═════ TASK DATA ═════
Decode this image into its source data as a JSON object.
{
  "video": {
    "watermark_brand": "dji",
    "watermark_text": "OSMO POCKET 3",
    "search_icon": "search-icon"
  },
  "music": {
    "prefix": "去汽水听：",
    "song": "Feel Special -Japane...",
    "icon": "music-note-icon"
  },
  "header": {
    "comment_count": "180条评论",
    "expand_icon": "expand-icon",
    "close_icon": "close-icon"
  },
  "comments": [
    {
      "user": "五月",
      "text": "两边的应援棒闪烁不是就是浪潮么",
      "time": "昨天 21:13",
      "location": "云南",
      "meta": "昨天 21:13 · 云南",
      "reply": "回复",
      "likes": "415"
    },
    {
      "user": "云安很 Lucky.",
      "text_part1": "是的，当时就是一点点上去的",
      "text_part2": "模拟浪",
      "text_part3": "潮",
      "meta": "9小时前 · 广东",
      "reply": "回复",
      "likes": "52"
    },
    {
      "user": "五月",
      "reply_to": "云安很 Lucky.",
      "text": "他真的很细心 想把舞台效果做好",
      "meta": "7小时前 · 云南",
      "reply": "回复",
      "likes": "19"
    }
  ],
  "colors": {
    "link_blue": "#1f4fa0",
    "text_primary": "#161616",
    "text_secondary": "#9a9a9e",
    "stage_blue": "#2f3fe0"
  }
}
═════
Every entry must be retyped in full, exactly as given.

Decode this image into its source data as a JSON object.
{
  "video": {
    "watermark_brand": "dji",
    "watermark_text": "OSMO POCKET 3",
    "search_icon": "search-icon"
  },
  "music": {
    "prefix": "去汽水听：",
    "song": "Feel Special -Japane...",
    "icon": "music-note-icon"
  },
  "header": {
    "comment_count": "180条评论",
    "expand_icon": "expand-icon",
    "close_icon": "close-icon"
  },
  "comments": [
    {
      "user": "五月",
      "text": "两边的应援棒闪烁不是就是浪潮么",
      "time": "昨天 21:13",
      "location": "云南",
      "meta": "昨天 21:13 · 云南",
      "reply": "回复",
      "likes": "415"
    },
    {
      "user": "云安很 Lucky.",
      "text_part1": "是的，当时就是一点点上去的",
      "text_part2": "模拟浪",
      "text_part3": "潮",
      "meta": "9小时前 · 广东",
      "reply": "回复",
      "likes": "52"
    },
    {
      "user": "五月",
      "reply_to": "云安很 Lucky.",
      "text": "他真的很细心 想把舞台效果做好",
      "meta": "7小时前 · 云南",
      "reply": "回复",
      "likes": "19"
    }
  ],
  "colors": {
    "link_blue": "#1f4fa0",
    "text_primary": "#161616",
    "text_secondary": "#9a9a9e",
    "stage_blue": "#2f3fe0"
  }
}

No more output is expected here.